> EXERCISE
Extract the lines that carry the string "price" from the listing.

> INPUT DATA
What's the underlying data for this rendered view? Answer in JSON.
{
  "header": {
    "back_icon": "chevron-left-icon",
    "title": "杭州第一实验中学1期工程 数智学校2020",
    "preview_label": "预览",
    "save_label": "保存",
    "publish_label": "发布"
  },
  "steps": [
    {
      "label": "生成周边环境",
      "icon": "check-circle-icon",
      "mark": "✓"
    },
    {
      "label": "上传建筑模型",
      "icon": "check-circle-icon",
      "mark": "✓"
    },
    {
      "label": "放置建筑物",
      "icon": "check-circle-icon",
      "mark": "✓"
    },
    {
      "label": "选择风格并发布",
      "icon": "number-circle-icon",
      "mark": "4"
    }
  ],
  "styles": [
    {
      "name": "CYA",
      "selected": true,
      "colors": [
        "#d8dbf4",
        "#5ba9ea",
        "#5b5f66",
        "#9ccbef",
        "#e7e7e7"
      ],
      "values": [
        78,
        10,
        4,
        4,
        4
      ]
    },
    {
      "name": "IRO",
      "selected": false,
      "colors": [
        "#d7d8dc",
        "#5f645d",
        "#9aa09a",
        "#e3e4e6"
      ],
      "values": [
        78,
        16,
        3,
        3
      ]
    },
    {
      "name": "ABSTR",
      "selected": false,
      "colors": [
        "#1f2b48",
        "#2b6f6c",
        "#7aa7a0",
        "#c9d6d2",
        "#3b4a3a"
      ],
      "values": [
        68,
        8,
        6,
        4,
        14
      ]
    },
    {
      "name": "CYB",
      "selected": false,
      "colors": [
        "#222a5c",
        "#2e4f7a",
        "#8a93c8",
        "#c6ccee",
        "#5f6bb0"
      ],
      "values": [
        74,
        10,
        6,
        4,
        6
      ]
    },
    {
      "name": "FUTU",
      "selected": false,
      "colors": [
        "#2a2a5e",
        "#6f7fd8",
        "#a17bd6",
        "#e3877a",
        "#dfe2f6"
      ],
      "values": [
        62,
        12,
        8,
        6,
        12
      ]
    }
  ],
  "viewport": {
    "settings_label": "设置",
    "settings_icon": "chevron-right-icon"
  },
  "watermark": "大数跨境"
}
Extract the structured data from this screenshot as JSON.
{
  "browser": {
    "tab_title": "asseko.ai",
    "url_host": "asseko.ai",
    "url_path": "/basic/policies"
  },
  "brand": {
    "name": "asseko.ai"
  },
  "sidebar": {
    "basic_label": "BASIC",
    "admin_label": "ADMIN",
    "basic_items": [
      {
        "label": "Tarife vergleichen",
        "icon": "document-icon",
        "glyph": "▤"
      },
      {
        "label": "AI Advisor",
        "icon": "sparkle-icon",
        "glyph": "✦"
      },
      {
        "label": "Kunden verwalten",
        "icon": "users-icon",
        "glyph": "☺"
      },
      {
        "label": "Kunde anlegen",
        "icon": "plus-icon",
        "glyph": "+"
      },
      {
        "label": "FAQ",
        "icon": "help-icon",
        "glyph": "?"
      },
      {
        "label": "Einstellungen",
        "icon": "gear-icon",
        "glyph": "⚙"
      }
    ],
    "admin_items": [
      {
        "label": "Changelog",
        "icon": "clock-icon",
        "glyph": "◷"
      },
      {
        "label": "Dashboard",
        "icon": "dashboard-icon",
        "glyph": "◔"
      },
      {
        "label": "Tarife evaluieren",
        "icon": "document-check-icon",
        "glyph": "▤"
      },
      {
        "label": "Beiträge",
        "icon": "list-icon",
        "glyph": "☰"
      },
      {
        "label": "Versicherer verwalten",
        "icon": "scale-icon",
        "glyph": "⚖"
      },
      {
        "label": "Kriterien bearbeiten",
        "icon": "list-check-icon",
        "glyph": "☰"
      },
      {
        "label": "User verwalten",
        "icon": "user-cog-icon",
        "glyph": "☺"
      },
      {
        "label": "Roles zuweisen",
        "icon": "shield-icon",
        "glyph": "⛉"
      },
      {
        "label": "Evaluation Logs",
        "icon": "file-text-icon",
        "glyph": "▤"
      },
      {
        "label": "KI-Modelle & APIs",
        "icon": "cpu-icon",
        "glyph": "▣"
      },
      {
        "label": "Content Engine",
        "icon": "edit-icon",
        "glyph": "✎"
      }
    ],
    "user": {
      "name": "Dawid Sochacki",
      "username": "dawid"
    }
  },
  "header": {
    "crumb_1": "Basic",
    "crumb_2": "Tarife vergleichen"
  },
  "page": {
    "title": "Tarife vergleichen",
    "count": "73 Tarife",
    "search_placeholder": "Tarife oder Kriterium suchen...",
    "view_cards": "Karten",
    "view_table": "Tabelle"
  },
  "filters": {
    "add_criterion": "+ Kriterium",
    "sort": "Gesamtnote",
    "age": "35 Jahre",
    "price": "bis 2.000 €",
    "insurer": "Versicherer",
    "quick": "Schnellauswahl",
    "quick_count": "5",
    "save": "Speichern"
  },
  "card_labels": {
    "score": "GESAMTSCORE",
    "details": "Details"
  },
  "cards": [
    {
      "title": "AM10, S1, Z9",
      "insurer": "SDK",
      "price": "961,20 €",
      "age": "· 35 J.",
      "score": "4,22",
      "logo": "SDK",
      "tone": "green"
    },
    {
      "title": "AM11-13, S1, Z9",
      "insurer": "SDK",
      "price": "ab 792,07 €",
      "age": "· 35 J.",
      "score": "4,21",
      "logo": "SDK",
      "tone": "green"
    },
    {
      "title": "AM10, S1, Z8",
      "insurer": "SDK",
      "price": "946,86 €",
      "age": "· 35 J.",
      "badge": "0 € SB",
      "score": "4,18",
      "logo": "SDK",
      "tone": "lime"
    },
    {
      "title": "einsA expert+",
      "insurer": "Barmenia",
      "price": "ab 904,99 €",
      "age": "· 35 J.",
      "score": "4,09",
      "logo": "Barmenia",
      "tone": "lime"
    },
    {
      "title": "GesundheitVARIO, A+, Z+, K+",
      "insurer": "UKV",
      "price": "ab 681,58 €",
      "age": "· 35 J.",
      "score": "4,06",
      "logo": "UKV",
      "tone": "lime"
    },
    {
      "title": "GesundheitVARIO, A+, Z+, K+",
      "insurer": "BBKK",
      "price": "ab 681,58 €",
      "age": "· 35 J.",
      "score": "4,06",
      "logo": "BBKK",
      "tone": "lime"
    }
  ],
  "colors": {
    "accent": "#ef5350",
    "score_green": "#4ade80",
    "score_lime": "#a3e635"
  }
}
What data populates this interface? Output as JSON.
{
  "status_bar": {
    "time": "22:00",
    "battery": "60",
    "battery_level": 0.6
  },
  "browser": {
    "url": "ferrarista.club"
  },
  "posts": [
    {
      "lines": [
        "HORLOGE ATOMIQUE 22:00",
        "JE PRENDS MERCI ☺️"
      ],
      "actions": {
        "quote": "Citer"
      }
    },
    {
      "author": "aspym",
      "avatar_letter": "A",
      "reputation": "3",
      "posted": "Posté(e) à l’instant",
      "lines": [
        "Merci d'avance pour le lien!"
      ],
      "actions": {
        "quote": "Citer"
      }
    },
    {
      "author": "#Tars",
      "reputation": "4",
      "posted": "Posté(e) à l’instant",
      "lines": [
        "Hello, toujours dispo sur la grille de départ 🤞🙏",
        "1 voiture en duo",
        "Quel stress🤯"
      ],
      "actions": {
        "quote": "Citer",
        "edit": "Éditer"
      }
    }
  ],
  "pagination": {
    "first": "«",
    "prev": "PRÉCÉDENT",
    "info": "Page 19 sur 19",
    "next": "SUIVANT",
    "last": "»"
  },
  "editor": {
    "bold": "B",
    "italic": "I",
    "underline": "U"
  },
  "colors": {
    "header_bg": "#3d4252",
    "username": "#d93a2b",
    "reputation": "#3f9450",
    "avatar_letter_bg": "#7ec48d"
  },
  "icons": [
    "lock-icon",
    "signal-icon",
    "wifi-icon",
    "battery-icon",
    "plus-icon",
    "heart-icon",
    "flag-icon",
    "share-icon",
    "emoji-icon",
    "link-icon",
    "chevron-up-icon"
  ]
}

> REPLY
    "price": "bis 2.000 €",
      "price": "961,20 €",
      "price": "ab 792,07 €",
      "price": "946,86 €",
      "price": "ab 904,99 €",
      "price": "ab 681,58 €",
      "price": "ab 681,58 €",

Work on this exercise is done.